* Activity
For each entry below, write an exact copy and leave out the images.

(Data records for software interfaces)

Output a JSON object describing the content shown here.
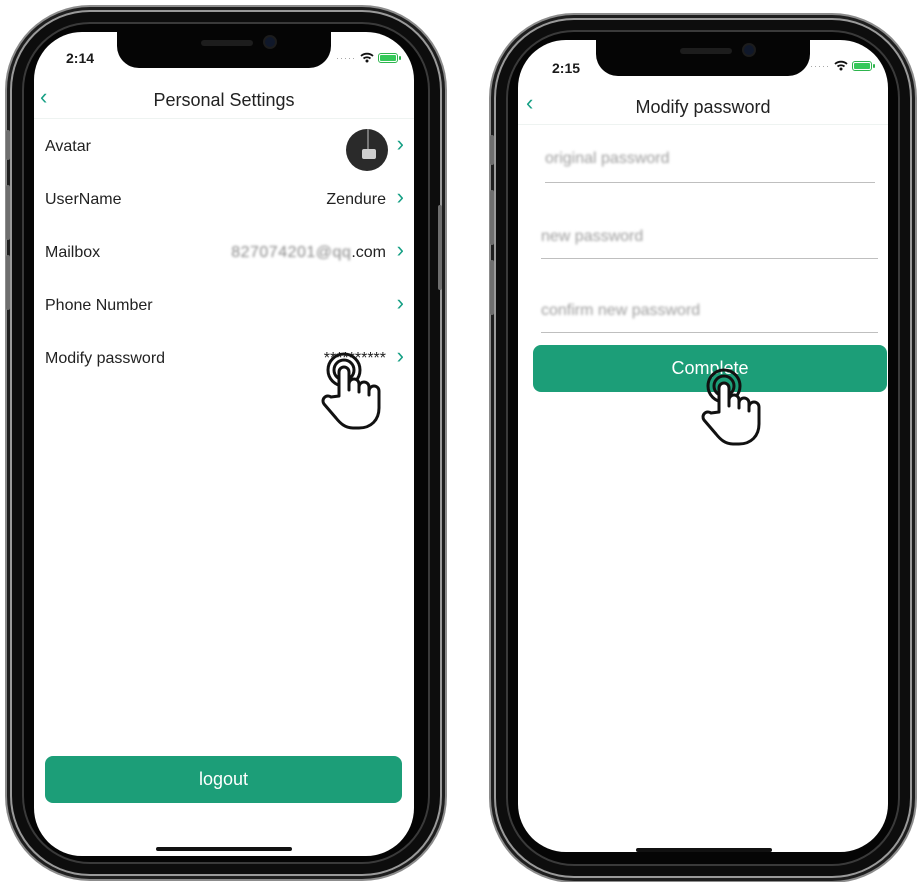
{
  "left_screen": {
    "status": {
      "time": "2:14"
    },
    "title": "Personal Settings",
    "rows": [
      {
        "label": "Avatar",
        "value": ""
      },
      {
        "label": "UserName",
        "value": "Zendure"
      },
      {
        "label": "Mailbox",
        "value_blurred": "827074201@qq",
        "value_suffix": ".com"
      },
      {
        "label": "Phone Number",
        "value": ""
      },
      {
        "label": "Modify password",
        "value": "**********"
      }
    ],
    "logout_label": "logout"
  },
  "right_screen": {
    "status": {
      "time": "2:15"
    },
    "title": "Modify password",
    "fields": {
      "original": "original password",
      "new": "new password",
      "confirm": "confirm new password"
    },
    "complete_label": "Complete"
  },
  "colors": {
    "accent": "#1c9e78",
    "back_arrow": "#17a085"
  },
  "icons": {
    "back": "chevron-left-icon",
    "row_arrow": "chevron-right-icon",
    "tap": "tap-hand-icon"
  }
}
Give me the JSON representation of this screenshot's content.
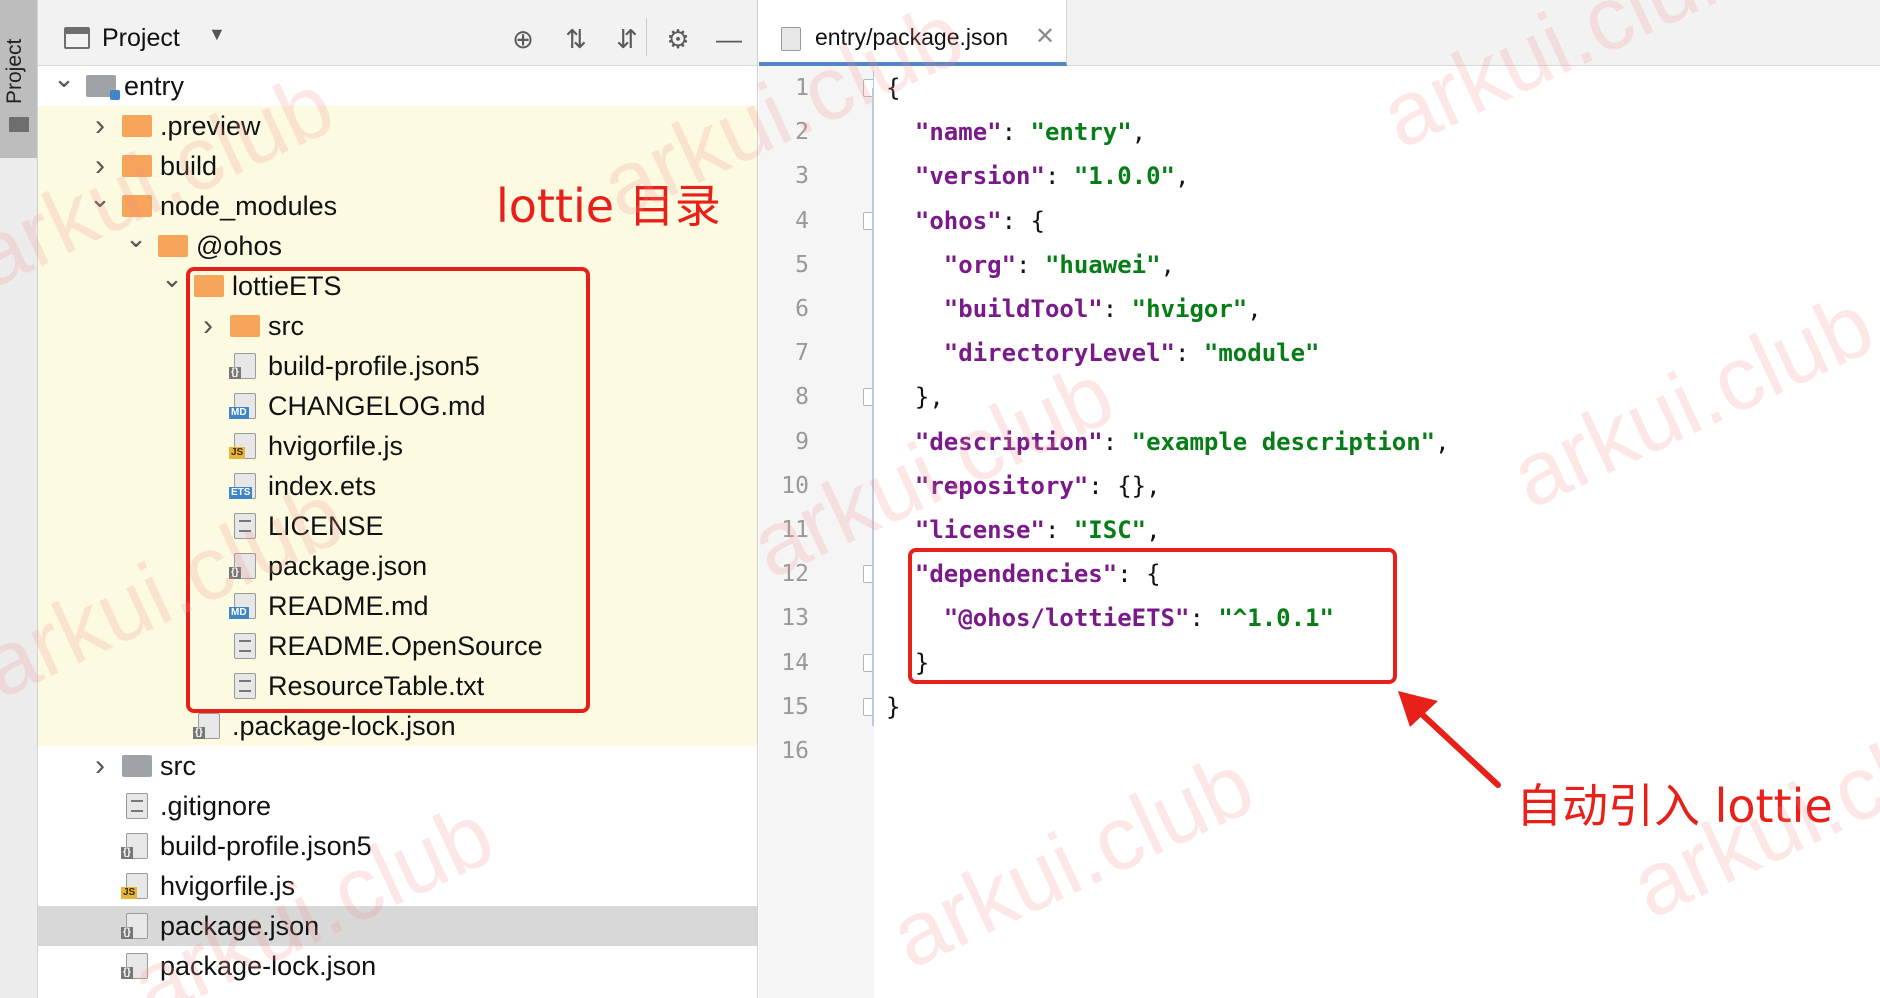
{
  "stripe": {
    "label": "Project"
  },
  "project_panel": {
    "title": "Project",
    "dropdown": "▼",
    "tools": {
      "locate": "⊕",
      "expand": "⇅",
      "collapse": "⇵",
      "settings": "⚙",
      "hide": "—"
    }
  },
  "tree": [
    {
      "label": "entry",
      "indent": 0,
      "expanded": true,
      "kind": "module",
      "hl": false
    },
    {
      "label": ".preview",
      "indent": 1,
      "expanded": false,
      "kind": "folder",
      "hl": true
    },
    {
      "label": "build",
      "indent": 1,
      "expanded": false,
      "kind": "folder",
      "hl": true
    },
    {
      "label": "node_modules",
      "indent": 1,
      "expanded": true,
      "kind": "folder",
      "hl": true
    },
    {
      "label": "@ohos",
      "indent": 2,
      "expanded": true,
      "kind": "folder",
      "hl": true
    },
    {
      "label": "lottieETS",
      "indent": 3,
      "expanded": true,
      "kind": "folder",
      "hl": true
    },
    {
      "label": "src",
      "indent": 4,
      "expanded": false,
      "kind": "folder",
      "hl": true
    },
    {
      "label": "build-profile.json5",
      "indent": 4,
      "kind": "json",
      "hl": true
    },
    {
      "label": "CHANGELOG.md",
      "indent": 4,
      "kind": "md",
      "hl": true
    },
    {
      "label": "hvigorfile.js",
      "indent": 4,
      "kind": "js",
      "hl": true
    },
    {
      "label": "index.ets",
      "indent": 4,
      "kind": "ets",
      "hl": true
    },
    {
      "label": "LICENSE",
      "indent": 4,
      "kind": "text",
      "hl": true
    },
    {
      "label": "package.json",
      "indent": 4,
      "kind": "json",
      "hl": true
    },
    {
      "label": "README.md",
      "indent": 4,
      "kind": "md",
      "hl": true
    },
    {
      "label": "README.OpenSource",
      "indent": 4,
      "kind": "text",
      "hl": true
    },
    {
      "label": "ResourceTable.txt",
      "indent": 4,
      "kind": "text",
      "hl": true
    },
    {
      "label": ".package-lock.json",
      "indent": 3,
      "kind": "json",
      "hl": true
    },
    {
      "label": "src",
      "indent": 1,
      "expanded": false,
      "kind": "folder-grey",
      "hl": false
    },
    {
      "label": ".gitignore",
      "indent": 1,
      "kind": "ignore",
      "hl": false
    },
    {
      "label": "build-profile.json5",
      "indent": 1,
      "kind": "json",
      "hl": false
    },
    {
      "label": "hvigorfile.js",
      "indent": 1,
      "kind": "js",
      "hl": false
    },
    {
      "label": "package.json",
      "indent": 1,
      "kind": "json",
      "hl": false,
      "selected": true
    },
    {
      "label": "package-lock.json",
      "indent": 1,
      "kind": "json",
      "hl": false
    }
  ],
  "editor": {
    "tab_label": "entry/package.json",
    "tab_close": "✕",
    "line_numbers": [
      "1",
      "2",
      "3",
      "4",
      "5",
      "6",
      "7",
      "8",
      "9",
      "10",
      "11",
      "12",
      "13",
      "14",
      "15",
      "16"
    ],
    "lines": [
      [
        [
          "pun",
          "{"
        ]
      ],
      [
        [
          "pun",
          "  "
        ],
        [
          "key",
          "\"name\""
        ],
        [
          "pun",
          ": "
        ],
        [
          "str",
          "\"entry\""
        ],
        [
          "pun",
          ","
        ]
      ],
      [
        [
          "pun",
          "  "
        ],
        [
          "key",
          "\"version\""
        ],
        [
          "pun",
          ": "
        ],
        [
          "str",
          "\"1.0.0\""
        ],
        [
          "pun",
          ","
        ]
      ],
      [
        [
          "pun",
          "  "
        ],
        [
          "key",
          "\"ohos\""
        ],
        [
          "pun",
          ": {"
        ]
      ],
      [
        [
          "pun",
          "    "
        ],
        [
          "key",
          "\"org\""
        ],
        [
          "pun",
          ": "
        ],
        [
          "str",
          "\"huawei\""
        ],
        [
          "pun",
          ","
        ]
      ],
      [
        [
          "pun",
          "    "
        ],
        [
          "key",
          "\"buildTool\""
        ],
        [
          "pun",
          ": "
        ],
        [
          "str",
          "\"hvigor\""
        ],
        [
          "pun",
          ","
        ]
      ],
      [
        [
          "pun",
          "    "
        ],
        [
          "key",
          "\"directoryLevel\""
        ],
        [
          "pun",
          ": "
        ],
        [
          "str",
          "\"module\""
        ]
      ],
      [
        [
          "pun",
          "  },"
        ]
      ],
      [
        [
          "pun",
          "  "
        ],
        [
          "key",
          "\"description\""
        ],
        [
          "pun",
          ": "
        ],
        [
          "str",
          "\"example description\""
        ],
        [
          "pun",
          ","
        ]
      ],
      [
        [
          "pun",
          "  "
        ],
        [
          "key",
          "\"repository\""
        ],
        [
          "pun",
          ": {},"
        ]
      ],
      [
        [
          "pun",
          "  "
        ],
        [
          "key",
          "\"license\""
        ],
        [
          "pun",
          ": "
        ],
        [
          "str",
          "\"ISC\""
        ],
        [
          "pun",
          ","
        ]
      ],
      [
        [
          "pun",
          "  "
        ],
        [
          "key",
          "\"dependencies\""
        ],
        [
          "pun",
          ": {"
        ]
      ],
      [
        [
          "pun",
          "    "
        ],
        [
          "key",
          "\"@ohos/lottieETS\""
        ],
        [
          "pun",
          ": "
        ],
        [
          "str",
          "\"^1.0.1\""
        ]
      ],
      [
        [
          "pun",
          "  }"
        ]
      ],
      [
        [
          "pun",
          "}"
        ]
      ],
      []
    ]
  },
  "annotations": {
    "lottie_dir": "lottie 目录",
    "auto_import": "自动引入 lottie",
    "watermark": "arkui.club"
  },
  "colors": {
    "annotation_red": "#e8201a",
    "json_key": "#7a1a8a",
    "json_string": "#067d17",
    "folder": "#f6a55a",
    "highlight": "#fcfbe2"
  }
}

* Written answer
Output a JSON object describing the content shown here.
{
  "left_screen": {
    "status": {
      "time": "2:14"
    },
    "title": "Personal Settings",
    "rows": [
      {
        "label": "Avatar",
        "value": ""
      },
      {
        "label": "UserName",
        "value": "Zendure"
      },
      {
        "label": "Mailbox",
        "value_blurred": "827074201@qq",
        "value_suffix": ".com"
      },
      {
        "label": "Phone Number",
        "value": ""
      },
      {
        "label": "Modify password",
        "value": "**********"
      }
    ],
    "logout_label": "logout"
  },
  "right_screen": {
    "status": {
      "time": "2:15"
    },
    "title": "Modify password",
    "fields": {
      "original": "original password",
      "new": "new password",
      "confirm": "confirm new password"
    },
    "complete_label": "Complete"
  },
  "colors": {
    "accent": "#1c9e78",
    "back_arrow": "#17a085"
  },
  "icons": {
    "back": "chevron-left-icon",
    "row_arrow": "chevron-right-icon",
    "tap": "tap-hand-icon"
  }
}
Give me the JSON representation of this screenshot's content.
{
  "stripe": {
    "label": "Project"
  },
  "project_panel": {
    "title": "Project",
    "dropdown": "▼",
    "tools": {
      "locate": "⊕",
      "expand": "⇅",
      "collapse": "⇵",
      "settings": "⚙",
      "hide": "—"
    }
  },
  "tree": [
    {
      "label": "entry",
      "indent": 0,
      "expanded": true,
      "kind": "module",
      "hl": false
    },
    {
      "label": ".preview",
      "indent": 1,
      "expanded": false,
      "kind": "folder",
      "hl": true
    },
    {
      "label": "build",
      "indent": 1,
      "expanded": false,
      "kind": "folder",
      "hl": true
    },
    {
      "label": "node_modules",
      "indent": 1,
      "expanded": true,
      "kind": "folder",
      "hl": true
    },
    {
      "label": "@ohos",
      "indent": 2,
      "expanded": true,
      "kind": "folder",
      "hl": true
    },
    {
      "label": "lottieETS",
      "indent": 3,
      "expanded": true,
      "kind": "folder",
      "hl": true
    },
    {
      "label": "src",
      "indent": 4,
      "expanded": false,
      "kind": "folder",
      "hl": true
    },
    {
      "label": "build-profile.json5",
      "indent": 4,
      "kind": "json",
      "hl": true
    },
    {
      "label": "CHANGELOG.md",
      "indent": 4,
      "kind": "md",
      "hl": true
    },
    {
      "label": "hvigorfile.js",
      "indent": 4,
      "kind": "js",
      "hl": true
    },
    {
      "label": "index.ets",
      "indent": 4,
      "kind": "ets",
      "hl": true
    },
    {
      "label": "LICENSE",
      "indent": 4,
      "kind": "text",
      "hl": true
    },
    {
      "label": "package.json",
      "indent": 4,
      "kind": "json",
      "hl": true
    },
    {
      "label": "README.md",
      "indent": 4,
      "kind": "md",
      "hl": true
    },
    {
      "label": "README.OpenSource",
      "indent": 4,
      "kind": "text",
      "hl": true
    },
    {
      "label": "ResourceTable.txt",
      "indent": 4,
      "kind": "text",
      "hl": true
    },
    {
      "label": ".package-lock.json",
      "indent": 3,
      "kind": "json",
      "hl": true
    },
    {
      "label": "src",
      "indent": 1,
      "expanded": false,
      "kind": "folder-grey",
      "hl": false
    },
    {
      "label": ".gitignore",
      "indent": 1,
      "kind": "ignore",
      "hl": false
    },
    {
      "label": "build-profile.json5",
      "indent": 1,
      "kind": "json",
      "hl": false
    },
    {
      "label": "hvigorfile.js",
      "indent": 1,
      "kind": "js",
      "hl": false
    },
    {
      "label": "package.json",
      "indent": 1,
      "kind": "json",
      "hl": false,
      "selected": true
    },
    {
      "label": "package-lock.json",
      "indent": 1,
      "kind": "json",
      "hl": false
    }
  ],
  "editor": {
    "tab_label": "entry/package.json",
    "tab_close": "✕",
    "line_numbers": [
      "1",
      "2",
      "3",
      "4",
      "5",
      "6",
      "7",
      "8",
      "9",
      "10",
      "11",
      "12",
      "13",
      "14",
      "15",
      "16"
    ],
    "lines": [
      [
        [
          "pun",
          "{"
        ]
      ],
      [
        [
          "pun",
          "  "
        ],
        [
          "key",
          "\"name\""
        ],
        [
          "pun",
          ": "
        ],
        [
          "str",
          "\"entry\""
        ],
        [
          "pun",
          ","
        ]
      ],
      [
        [
          "pun",
          "  "
        ],
        [
          "key",
          "\"version\""
        ],
        [
          "pun",
          ": "
        ],
        [
          "str",
          "\"1.0.0\""
        ],
        [
          "pun",
          ","
        ]
      ],
      [
        [
          "pun",
          "  "
        ],
        [
          "key",
          "\"ohos\""
        ],
        [
          "pun",
          ": {"
        ]
      ],
      [
        [
          "pun",
          "    "
        ],
        [
          "key",
          "\"org\""
        ],
        [
          "pun",
          ": "
        ],
        [
          "str",
          "\"huawei\""
        ],
        [
          "pun",
          ","
        ]
      ],
      [
        [
          "pun",
          "    "
        ],
        [
          "key",
          "\"buildTool\""
        ],
        [
          "pun",
          ": "
        ],
        [
          "str",
          "\"hvigor\""
        ],
        [
          "pun",
          ","
        ]
      ],
      [
        [
          "pun",
          "    "
        ],
        [
          "key",
          "\"directoryLevel\""
        ],
        [
          "pun",
          ": "
        ],
        [
          "str",
          "\"module\""
        ]
      ],
      [
        [
          "pun",
          "  },"
        ]
      ],
      [
        [
          "pun",
          "  "
        ],
        [
          "key",
          "\"description\""
        ],
        [
          "pun",
          ": "
        ],
        [
          "str",
          "\"example description\""
        ],
        [
          "pun",
          ","
        ]
      ],
      [
        [
          "pun",
          "  "
        ],
        [
          "key",
          "\"repository\""
        ],
        [
          "pun",
          ": {},"
        ]
      ],
      [
        [
          "pun",
          "  "
        ],
        [
          "key",
          "\"license\""
        ],
        [
          "pun",
          ": "
        ],
        [
          "str",
          "\"ISC\""
        ],
        [
          "pun",
          ","
        ]
      ],
      [
        [
          "pun",
          "  "
        ],
        [
          "key",
          "\"dependencies\""
        ],
        [
          "pun",
          ": {"
        ]
      ],
      [
        [
          "pun",
          "    "
        ],
        [
          "key",
          "\"@ohos/lottieETS\""
        ],
        [
          "pun",
          ": "
        ],
        [
          "str",
          "\"^1.0.1\""
        ]
      ],
      [
        [
          "pun",
          "  }"
        ]
      ],
      [
        [
          "pun",
          "}"
        ]
      ],
      []
    ]
  },
  "annotations": {
    "lottie_dir": "lottie 目录",
    "auto_import": "自动引入 lottie",
    "watermark": "arkui.club"
  },
  "colors": {
    "annotation_red": "#e8201a",
    "json_key": "#7a1a8a",
    "json_string": "#067d17",
    "folder": "#f6a55a",
    "highlight": "#fcfbe2"
  }
}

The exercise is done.